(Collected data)
────────────────
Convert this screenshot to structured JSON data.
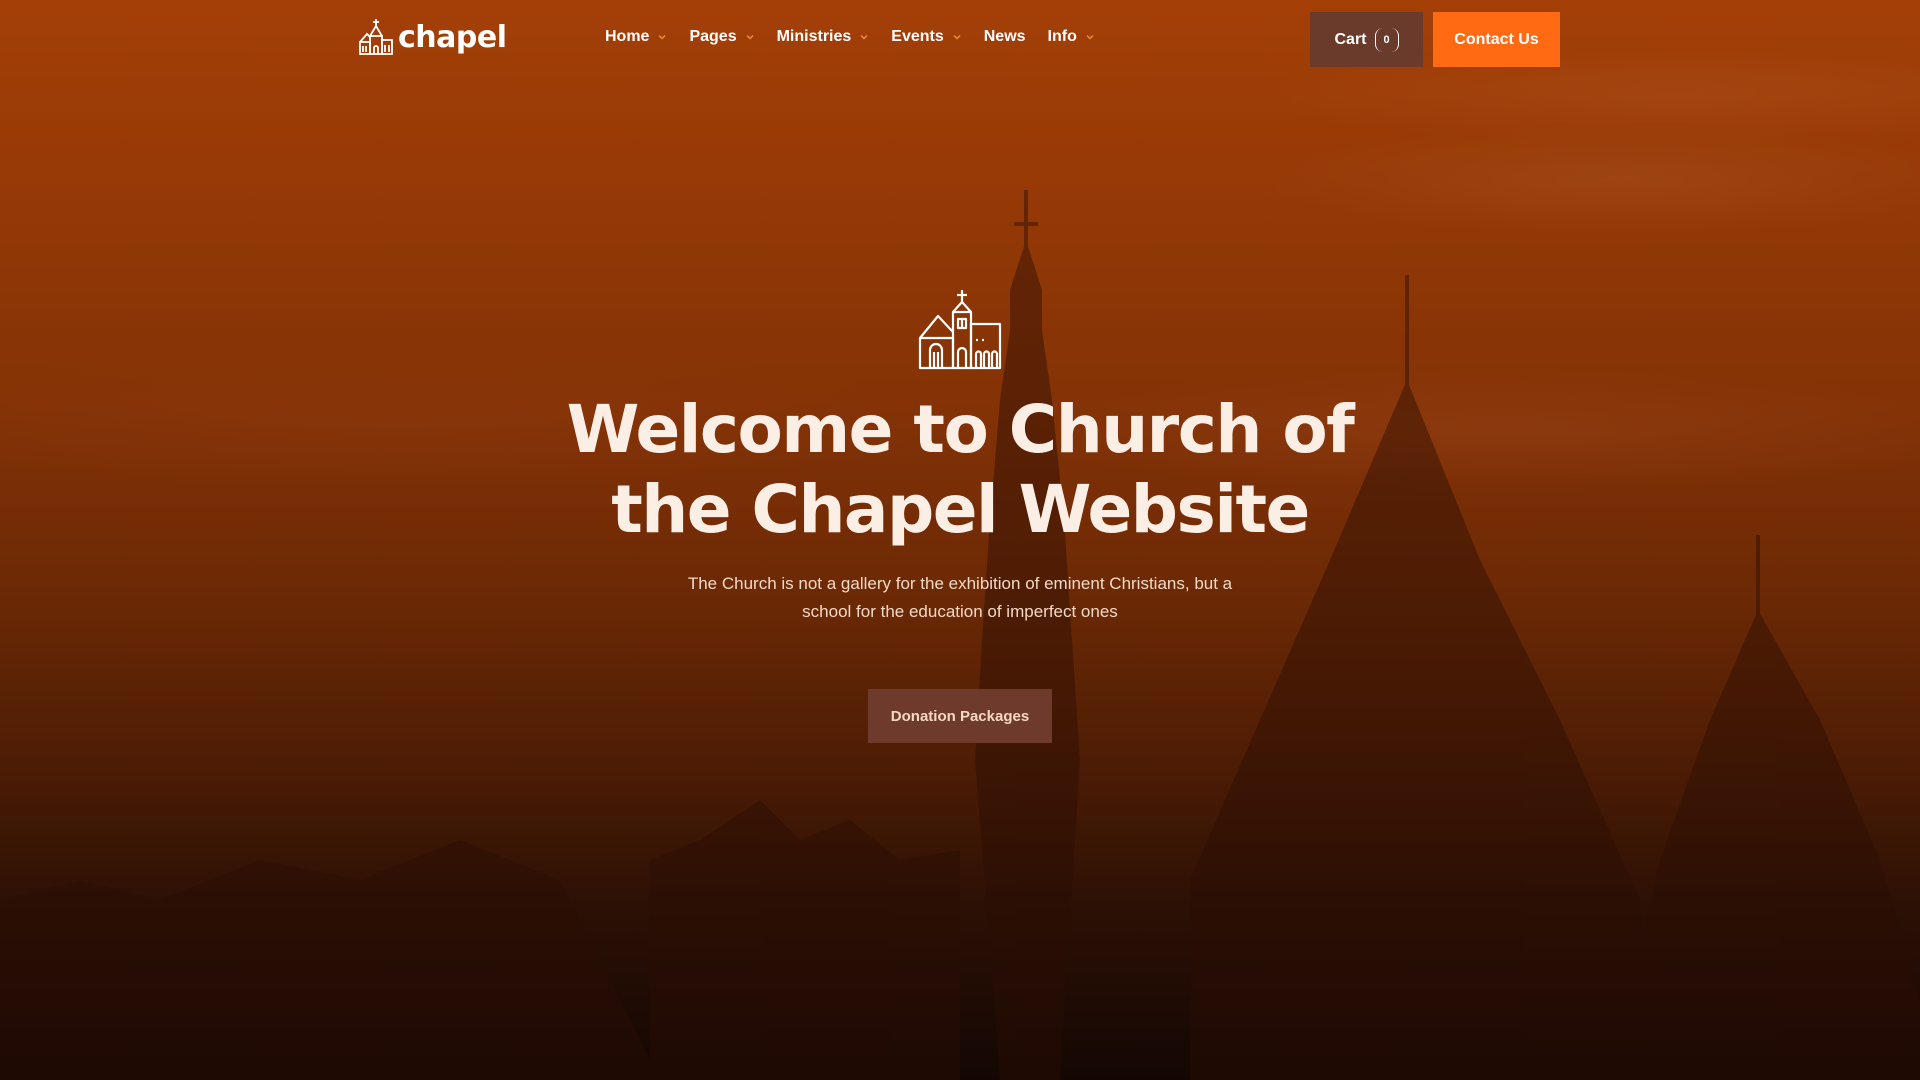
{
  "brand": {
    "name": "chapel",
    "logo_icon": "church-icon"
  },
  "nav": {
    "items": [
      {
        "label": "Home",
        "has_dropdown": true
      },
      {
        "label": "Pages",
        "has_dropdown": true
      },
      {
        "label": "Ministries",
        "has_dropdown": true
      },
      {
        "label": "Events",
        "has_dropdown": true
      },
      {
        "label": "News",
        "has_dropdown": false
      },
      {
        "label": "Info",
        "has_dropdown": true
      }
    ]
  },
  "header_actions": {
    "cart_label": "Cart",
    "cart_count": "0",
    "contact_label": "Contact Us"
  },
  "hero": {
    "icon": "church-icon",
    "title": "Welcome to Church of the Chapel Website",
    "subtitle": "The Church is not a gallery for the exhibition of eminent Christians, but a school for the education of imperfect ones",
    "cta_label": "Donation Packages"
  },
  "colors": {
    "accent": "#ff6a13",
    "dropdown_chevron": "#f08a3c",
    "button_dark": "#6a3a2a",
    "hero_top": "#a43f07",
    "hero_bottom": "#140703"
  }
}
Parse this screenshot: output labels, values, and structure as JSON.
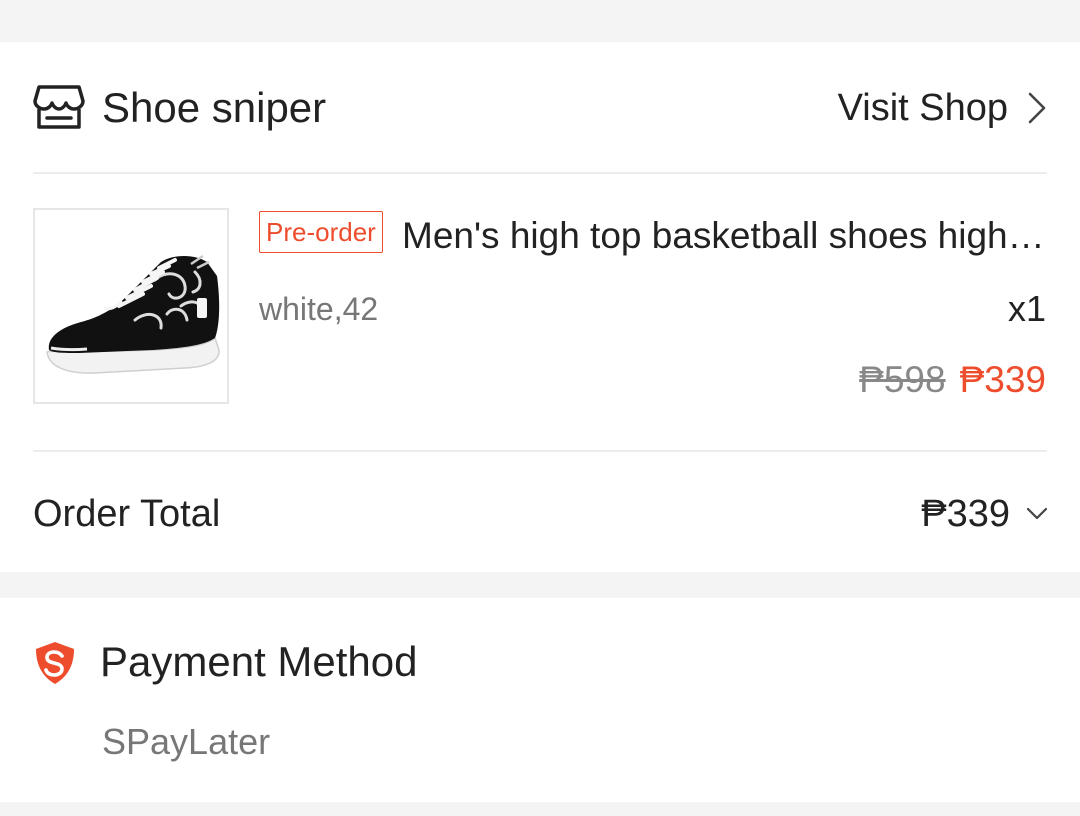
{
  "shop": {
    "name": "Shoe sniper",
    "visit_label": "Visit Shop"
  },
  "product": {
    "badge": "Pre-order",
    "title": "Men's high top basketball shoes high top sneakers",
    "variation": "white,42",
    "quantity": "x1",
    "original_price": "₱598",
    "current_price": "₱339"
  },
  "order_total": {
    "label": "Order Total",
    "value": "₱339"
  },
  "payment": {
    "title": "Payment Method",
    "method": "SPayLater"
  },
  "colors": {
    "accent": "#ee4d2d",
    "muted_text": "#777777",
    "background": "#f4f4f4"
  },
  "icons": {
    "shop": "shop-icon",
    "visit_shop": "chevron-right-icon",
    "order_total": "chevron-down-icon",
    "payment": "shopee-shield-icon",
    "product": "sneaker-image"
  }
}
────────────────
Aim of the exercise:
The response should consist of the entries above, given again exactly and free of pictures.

Task response:
Convert this screenshot to structured JSON data.
{
  "brand": {
    "name": "chapel",
    "logo_icon": "church-icon"
  },
  "nav": {
    "items": [
      {
        "label": "Home",
        "has_dropdown": true
      },
      {
        "label": "Pages",
        "has_dropdown": true
      },
      {
        "label": "Ministries",
        "has_dropdown": true
      },
      {
        "label": "Events",
        "has_dropdown": true
      },
      {
        "label": "News",
        "has_dropdown": false
      },
      {
        "label": "Info",
        "has_dropdown": true
      }
    ]
  },
  "header_actions": {
    "cart_label": "Cart",
    "cart_count": "0",
    "contact_label": "Contact Us"
  },
  "hero": {
    "icon": "church-icon",
    "title": "Welcome to Church of the Chapel Website",
    "subtitle": "The Church is not a gallery for the exhibition of eminent Christians, but a school for the education of imperfect ones",
    "cta_label": "Donation Packages"
  },
  "colors": {
    "accent": "#ff6a13",
    "dropdown_chevron": "#f08a3c",
    "button_dark": "#6a3a2a",
    "hero_top": "#a43f07",
    "hero_bottom": "#140703"
  }
}
Parse this screenshot: output labels, values, and structure as JSON.
{
  "shop": {
    "name": "Shoe sniper",
    "visit_label": "Visit Shop"
  },
  "product": {
    "badge": "Pre-order",
    "title": "Men's high top basketball shoes high top sneakers",
    "variation": "white,42",
    "quantity": "x1",
    "original_price": "₱598",
    "current_price": "₱339"
  },
  "order_total": {
    "label": "Order Total",
    "value": "₱339"
  },
  "payment": {
    "title": "Payment Method",
    "method": "SPayLater"
  },
  "colors": {
    "accent": "#ee4d2d",
    "muted_text": "#777777",
    "background": "#f4f4f4"
  },
  "icons": {
    "shop": "shop-icon",
    "visit_shop": "chevron-right-icon",
    "order_total": "chevron-down-icon",
    "payment": "shopee-shield-icon",
    "product": "sneaker-image"
  }
}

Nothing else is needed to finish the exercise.